In the entries below, find each line with the string "data" and copy it.

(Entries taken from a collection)
Start of Block
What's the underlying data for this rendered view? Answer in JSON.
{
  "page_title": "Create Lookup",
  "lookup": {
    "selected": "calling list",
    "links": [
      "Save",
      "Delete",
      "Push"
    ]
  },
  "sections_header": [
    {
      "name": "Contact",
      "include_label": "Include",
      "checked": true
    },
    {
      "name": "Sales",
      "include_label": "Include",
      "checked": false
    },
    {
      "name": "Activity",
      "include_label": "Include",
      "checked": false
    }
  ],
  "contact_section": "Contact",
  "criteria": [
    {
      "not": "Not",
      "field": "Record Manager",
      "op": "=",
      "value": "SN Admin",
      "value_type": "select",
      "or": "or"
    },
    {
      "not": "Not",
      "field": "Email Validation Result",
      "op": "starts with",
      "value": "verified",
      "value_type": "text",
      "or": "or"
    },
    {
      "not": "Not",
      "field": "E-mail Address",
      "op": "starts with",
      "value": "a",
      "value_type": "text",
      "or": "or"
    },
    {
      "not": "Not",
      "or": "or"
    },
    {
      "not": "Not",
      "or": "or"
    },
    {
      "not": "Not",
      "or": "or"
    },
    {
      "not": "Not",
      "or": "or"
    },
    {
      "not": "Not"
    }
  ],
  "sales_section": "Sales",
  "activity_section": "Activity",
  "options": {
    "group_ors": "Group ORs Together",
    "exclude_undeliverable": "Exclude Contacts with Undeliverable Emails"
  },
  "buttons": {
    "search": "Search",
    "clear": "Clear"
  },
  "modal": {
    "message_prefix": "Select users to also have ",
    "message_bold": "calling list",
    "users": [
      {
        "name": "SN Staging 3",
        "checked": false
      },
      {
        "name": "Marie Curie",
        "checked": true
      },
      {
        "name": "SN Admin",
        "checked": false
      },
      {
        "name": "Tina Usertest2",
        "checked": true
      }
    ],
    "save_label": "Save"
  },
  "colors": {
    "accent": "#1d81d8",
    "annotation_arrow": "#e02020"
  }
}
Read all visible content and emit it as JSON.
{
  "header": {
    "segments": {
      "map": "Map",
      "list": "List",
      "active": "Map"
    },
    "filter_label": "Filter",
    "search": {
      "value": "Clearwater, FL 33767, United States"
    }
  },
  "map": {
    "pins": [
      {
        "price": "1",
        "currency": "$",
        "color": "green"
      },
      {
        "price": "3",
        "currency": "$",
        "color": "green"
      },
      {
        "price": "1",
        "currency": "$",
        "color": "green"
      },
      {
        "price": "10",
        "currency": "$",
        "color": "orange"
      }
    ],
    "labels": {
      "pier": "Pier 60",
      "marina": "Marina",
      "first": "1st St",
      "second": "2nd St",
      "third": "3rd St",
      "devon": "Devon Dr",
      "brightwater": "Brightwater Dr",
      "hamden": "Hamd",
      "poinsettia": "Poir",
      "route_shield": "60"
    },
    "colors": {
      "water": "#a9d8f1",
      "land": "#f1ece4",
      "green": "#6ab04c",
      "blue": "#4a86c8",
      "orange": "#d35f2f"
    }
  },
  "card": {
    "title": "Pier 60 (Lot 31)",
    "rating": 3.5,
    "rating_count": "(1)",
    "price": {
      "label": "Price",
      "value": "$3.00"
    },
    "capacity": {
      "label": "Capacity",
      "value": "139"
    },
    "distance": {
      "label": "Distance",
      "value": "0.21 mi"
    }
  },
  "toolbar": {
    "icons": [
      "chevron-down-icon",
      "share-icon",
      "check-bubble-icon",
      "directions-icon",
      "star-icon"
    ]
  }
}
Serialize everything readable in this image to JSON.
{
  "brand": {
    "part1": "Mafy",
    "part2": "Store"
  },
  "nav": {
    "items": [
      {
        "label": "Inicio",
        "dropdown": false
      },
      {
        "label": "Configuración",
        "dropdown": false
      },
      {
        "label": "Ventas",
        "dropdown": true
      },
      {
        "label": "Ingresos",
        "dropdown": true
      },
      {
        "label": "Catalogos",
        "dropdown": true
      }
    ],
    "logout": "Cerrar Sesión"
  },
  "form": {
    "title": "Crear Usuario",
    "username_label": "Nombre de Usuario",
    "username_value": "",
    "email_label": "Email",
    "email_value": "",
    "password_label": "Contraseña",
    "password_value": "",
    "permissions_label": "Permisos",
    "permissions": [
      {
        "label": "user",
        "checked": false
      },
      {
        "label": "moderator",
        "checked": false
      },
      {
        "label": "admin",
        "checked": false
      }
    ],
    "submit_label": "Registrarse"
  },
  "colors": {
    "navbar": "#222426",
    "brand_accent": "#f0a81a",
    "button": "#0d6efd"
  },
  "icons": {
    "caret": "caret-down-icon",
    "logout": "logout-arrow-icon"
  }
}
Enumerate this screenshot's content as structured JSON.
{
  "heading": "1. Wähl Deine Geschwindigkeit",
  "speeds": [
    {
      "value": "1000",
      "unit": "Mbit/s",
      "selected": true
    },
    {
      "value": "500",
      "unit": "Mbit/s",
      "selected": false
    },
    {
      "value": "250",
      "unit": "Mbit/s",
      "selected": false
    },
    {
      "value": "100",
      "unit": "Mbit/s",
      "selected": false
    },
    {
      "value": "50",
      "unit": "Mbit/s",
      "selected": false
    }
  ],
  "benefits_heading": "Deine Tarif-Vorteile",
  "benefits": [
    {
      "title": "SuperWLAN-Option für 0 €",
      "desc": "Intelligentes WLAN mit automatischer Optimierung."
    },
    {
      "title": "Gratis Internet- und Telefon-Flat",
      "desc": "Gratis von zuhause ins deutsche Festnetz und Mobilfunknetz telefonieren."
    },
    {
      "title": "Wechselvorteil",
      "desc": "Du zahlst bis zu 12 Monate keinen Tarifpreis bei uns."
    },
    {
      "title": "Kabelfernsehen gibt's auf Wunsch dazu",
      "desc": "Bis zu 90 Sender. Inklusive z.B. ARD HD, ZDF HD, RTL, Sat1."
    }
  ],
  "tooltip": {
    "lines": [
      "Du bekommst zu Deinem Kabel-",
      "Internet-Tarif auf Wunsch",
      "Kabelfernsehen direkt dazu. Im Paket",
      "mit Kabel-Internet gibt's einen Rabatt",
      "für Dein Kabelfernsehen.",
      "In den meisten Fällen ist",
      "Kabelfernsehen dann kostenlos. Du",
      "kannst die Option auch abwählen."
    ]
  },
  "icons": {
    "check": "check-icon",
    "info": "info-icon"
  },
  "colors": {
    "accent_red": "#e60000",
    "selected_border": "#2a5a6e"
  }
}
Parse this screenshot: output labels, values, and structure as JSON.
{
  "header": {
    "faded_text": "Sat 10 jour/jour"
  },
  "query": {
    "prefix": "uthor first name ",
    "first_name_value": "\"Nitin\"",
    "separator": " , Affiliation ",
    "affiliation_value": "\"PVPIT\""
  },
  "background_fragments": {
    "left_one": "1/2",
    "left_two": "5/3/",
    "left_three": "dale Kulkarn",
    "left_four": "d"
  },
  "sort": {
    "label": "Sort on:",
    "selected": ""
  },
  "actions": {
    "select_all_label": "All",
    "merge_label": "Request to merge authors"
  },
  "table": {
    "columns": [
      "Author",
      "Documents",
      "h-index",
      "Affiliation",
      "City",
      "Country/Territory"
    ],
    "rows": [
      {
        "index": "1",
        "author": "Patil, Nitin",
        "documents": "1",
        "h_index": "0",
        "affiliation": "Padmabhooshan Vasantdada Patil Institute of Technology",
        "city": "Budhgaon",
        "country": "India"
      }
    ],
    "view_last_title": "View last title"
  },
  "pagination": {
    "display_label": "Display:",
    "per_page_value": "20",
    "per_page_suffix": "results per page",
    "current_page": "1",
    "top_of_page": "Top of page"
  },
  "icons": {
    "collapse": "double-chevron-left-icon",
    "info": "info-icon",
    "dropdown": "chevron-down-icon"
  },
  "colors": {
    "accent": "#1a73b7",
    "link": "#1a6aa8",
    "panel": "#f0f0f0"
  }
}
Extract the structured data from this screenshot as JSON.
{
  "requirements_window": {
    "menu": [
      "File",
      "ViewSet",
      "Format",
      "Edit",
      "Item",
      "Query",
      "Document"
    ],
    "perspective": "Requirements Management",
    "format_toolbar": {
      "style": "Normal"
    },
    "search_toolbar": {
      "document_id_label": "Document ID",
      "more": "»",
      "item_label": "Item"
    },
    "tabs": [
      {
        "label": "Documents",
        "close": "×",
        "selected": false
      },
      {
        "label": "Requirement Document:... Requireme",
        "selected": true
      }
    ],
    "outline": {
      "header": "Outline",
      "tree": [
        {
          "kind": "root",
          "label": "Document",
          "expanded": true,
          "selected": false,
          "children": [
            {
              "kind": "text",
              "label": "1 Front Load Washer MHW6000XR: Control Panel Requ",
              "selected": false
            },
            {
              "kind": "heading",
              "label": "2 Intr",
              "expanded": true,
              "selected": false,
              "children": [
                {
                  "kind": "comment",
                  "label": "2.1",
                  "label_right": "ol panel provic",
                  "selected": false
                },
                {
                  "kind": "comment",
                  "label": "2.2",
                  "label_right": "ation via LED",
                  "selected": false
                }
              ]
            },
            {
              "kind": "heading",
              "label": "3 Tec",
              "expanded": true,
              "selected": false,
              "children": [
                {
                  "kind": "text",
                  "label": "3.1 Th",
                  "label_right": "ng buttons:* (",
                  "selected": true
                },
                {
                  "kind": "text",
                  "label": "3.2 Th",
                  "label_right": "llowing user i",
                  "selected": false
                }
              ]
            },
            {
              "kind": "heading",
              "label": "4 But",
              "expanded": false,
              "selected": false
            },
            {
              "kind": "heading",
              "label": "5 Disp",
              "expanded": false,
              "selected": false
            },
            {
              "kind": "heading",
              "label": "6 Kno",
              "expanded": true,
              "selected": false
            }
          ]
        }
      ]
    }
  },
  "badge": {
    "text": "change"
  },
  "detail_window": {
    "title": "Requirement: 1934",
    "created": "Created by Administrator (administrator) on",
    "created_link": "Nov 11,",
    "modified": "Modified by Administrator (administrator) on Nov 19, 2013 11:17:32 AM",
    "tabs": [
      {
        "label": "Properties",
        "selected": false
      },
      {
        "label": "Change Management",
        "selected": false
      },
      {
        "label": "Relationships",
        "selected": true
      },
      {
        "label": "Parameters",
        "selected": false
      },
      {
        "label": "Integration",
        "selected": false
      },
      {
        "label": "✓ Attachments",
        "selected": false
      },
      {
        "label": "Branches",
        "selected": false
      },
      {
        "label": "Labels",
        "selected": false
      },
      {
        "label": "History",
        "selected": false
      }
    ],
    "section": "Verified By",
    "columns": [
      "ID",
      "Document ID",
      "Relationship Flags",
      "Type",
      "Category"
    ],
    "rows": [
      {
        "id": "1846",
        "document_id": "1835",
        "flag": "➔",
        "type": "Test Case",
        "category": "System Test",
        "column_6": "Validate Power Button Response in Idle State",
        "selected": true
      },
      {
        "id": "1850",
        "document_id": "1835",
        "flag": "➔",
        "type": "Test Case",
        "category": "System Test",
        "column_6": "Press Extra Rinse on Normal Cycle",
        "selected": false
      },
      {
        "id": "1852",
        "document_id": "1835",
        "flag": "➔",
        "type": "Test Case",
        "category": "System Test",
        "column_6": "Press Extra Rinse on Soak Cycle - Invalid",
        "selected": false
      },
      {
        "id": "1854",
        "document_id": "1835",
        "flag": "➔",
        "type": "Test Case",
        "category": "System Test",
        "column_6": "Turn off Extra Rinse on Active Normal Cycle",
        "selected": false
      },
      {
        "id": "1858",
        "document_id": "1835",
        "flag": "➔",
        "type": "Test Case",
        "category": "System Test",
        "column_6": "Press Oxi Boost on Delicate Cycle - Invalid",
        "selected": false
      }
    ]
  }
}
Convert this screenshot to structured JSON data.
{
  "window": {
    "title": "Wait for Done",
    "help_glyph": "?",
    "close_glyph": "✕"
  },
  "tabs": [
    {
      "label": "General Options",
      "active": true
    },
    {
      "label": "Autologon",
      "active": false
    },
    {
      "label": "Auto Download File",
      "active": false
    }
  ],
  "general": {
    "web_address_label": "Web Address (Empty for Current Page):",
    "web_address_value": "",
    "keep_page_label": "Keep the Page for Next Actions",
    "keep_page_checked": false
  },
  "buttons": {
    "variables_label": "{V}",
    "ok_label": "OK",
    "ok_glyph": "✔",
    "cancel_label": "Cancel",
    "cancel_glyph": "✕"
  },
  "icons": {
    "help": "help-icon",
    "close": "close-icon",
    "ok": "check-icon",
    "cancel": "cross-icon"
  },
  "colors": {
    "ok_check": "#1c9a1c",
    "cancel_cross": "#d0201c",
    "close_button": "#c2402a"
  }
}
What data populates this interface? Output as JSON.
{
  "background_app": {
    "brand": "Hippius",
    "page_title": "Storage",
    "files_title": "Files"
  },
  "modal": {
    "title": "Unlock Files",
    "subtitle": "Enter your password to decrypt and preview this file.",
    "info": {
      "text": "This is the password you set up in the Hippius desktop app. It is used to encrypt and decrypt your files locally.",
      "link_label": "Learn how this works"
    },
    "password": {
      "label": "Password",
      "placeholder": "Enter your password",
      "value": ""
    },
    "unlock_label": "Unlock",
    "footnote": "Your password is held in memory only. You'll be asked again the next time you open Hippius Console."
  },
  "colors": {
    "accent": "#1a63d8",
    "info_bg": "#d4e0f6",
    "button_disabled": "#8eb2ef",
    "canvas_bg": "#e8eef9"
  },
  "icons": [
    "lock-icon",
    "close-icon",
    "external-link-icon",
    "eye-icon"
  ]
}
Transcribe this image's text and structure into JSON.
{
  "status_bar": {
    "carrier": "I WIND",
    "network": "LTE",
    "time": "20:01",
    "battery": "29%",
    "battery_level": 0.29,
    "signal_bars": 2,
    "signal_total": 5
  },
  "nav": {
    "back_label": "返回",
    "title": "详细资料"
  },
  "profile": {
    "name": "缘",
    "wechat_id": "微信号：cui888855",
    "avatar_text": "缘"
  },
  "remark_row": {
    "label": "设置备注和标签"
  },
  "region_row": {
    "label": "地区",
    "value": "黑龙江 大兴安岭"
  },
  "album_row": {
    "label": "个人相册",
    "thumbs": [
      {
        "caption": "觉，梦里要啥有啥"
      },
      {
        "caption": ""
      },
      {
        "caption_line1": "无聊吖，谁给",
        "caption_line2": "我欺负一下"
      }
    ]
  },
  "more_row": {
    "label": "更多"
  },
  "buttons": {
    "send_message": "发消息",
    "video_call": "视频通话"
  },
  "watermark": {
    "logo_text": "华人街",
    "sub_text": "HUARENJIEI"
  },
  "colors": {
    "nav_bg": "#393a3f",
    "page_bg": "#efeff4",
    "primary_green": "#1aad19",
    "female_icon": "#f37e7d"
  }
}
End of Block
* _PROBLEM SOLUTION_
What's the underlying data for this rendered view? Answer in JSON.
Extract the structured data from this screenshot as JSON.
Convert this screenshot to structured JSON data.
What data populates this interface? Output as JSON.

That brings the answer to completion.